Capon in Orange Sauce
				Redaction by THL Dagonell

ORIGINAL:
_To boyle a Capon with Orenges after Mistress Duffelds Way_
"Take a Capon and boyle it with Veale, or with a marie bone, or what your fancy
is.  Then take a good quantitie of that broth, and put it in an earthen pot by 
it selfe, and put thereto a good handfull of Currans, and as manie Prunes, and 
a fewe whole maces, and some Marie, and put to this broth a good quantitie of 
white Wine or of Clarret, and so let them seeth softlye together: Then take 
your Orenges, and with a knife scrape of all the filthinesse of the outside of 
them.  Then cut them in the middest, and wring out the broth with the rest of 
your stuffe.  Then slice your Orenges thinne, and have uppon the fire readie a 
skillet of faire seething water, and put your sliced Orenges into the water and 
when that water is bitter, have more readie, and so change them still as long 
as you can find the great bitternesse in the water, which will be five or seven 
times, or more.  If you find need: then take them from the water, and let that 
runne cleane from them: then put close orenges into your potte with your broth,
and so let them stew together till your Capon be readie.  Then make your sops 
with this broth, and cast on a little Sinamon, Ginger, and Sugar, and upon this 
lay your Capon, and some of your Orenges upon it, and some of your Marie, and 
towards the end of the boyling of your broth, put in a little Vergious, if you 
think best."
-- The Good Huswives Handmaid

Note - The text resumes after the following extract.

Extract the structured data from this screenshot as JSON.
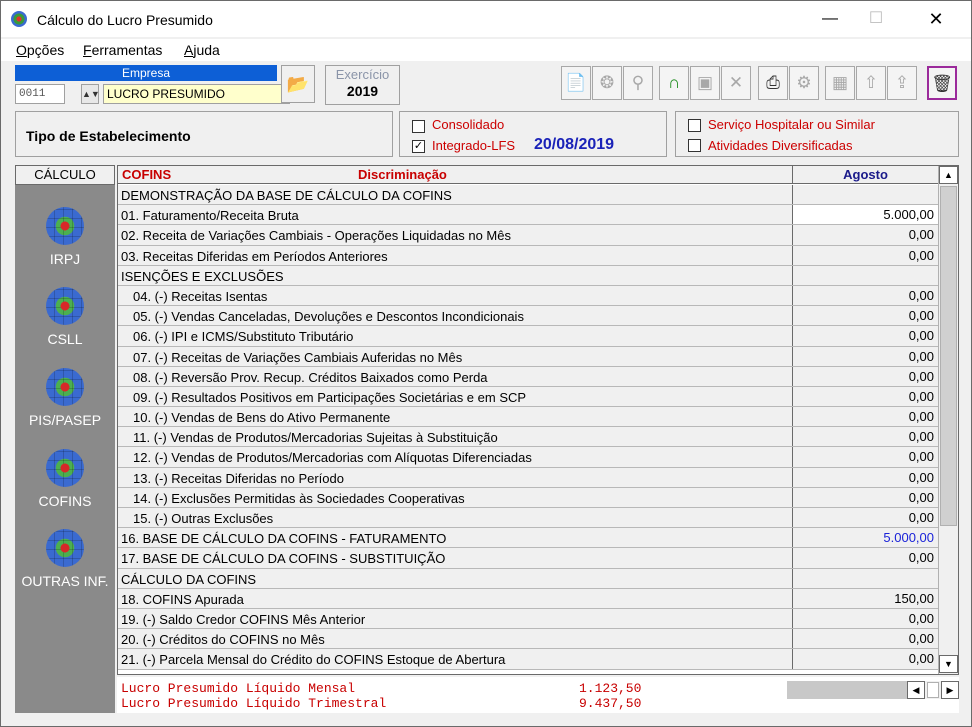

EXPLANATIONS:
A capon is a sterilize rooster.  There's no difference in taste between a 
rooster, a capon or a hen.  There is however, a difference between a factory 
raised hen and a farm raised one, so I buy my free-range chickens from the 
farm down the road from me.  A marie bone is a marrow bone.  I buy my beef by 
the cow, so I always have a good supply of them on hand.  My beef is also 
free-range.

Anything sold as cooking wine should never be used in cooking.  It's far too 
salty for my tastes.  I cook with real wine, sometimes I even put it in the 
food!  I used Bully Hill's Fish Market White Wine for this recipe.  Verjuice 
(Vergious) is sour grape juice, not quite to the vinegar stage.  I skipped it 
for this recipe, you can use cooking sherry as a replacement for it if you 
want.

Medieval oranges are thick-skinned and bitter, hence the extensive instructions 
for boiling them into orange juice.  Modern oranges are much sweeter, so you 
can skip all these steps. Sops are pieces of toast which have been soaked or 
'sopped' in broth or gravy.


REDACTION:
1 free-range chicken	1 lb. egg noodles
2 marrow bones		1/8 teaspoon mace
1 cup white wine	1/2 teaspoon rosemary
1 cup currants		1/4 teaspoon cinnamon
1 cup prunes		1/4 teaspoon minced ginger
4 oranges		1 teaspoon sugar
4 slices toast

Boil the chicken and marrow bones in a large pot with just enough water to 
cover them.  Juice three oranges and pour the juice and the pulp into a second 
pot.  Add the wine, currants, prunes, and spices.  When the chicken is boiled, 
add two cups of the broth to the orange sauce.  Bring the sauce to a boil and 
then lower the heat to simmer.  We used the rest of the chicken stock to make 
a delicious homemade soup.

Peel the chicken off the bone, shred the meat and add it to the orange sauce.  
Mix well.  Simmer for about an twenty minutes.  Toast the bread, and boil the 
noodles.  Drain the noodles and lay them out in a large casserole dish.  Cut 
the toast along both diagonals and lay the toast points on top of the noodles.  
Spread the chicken and orange sauce over the toast points. Garnish with orange 
slices from a fourth orange. Serve hot.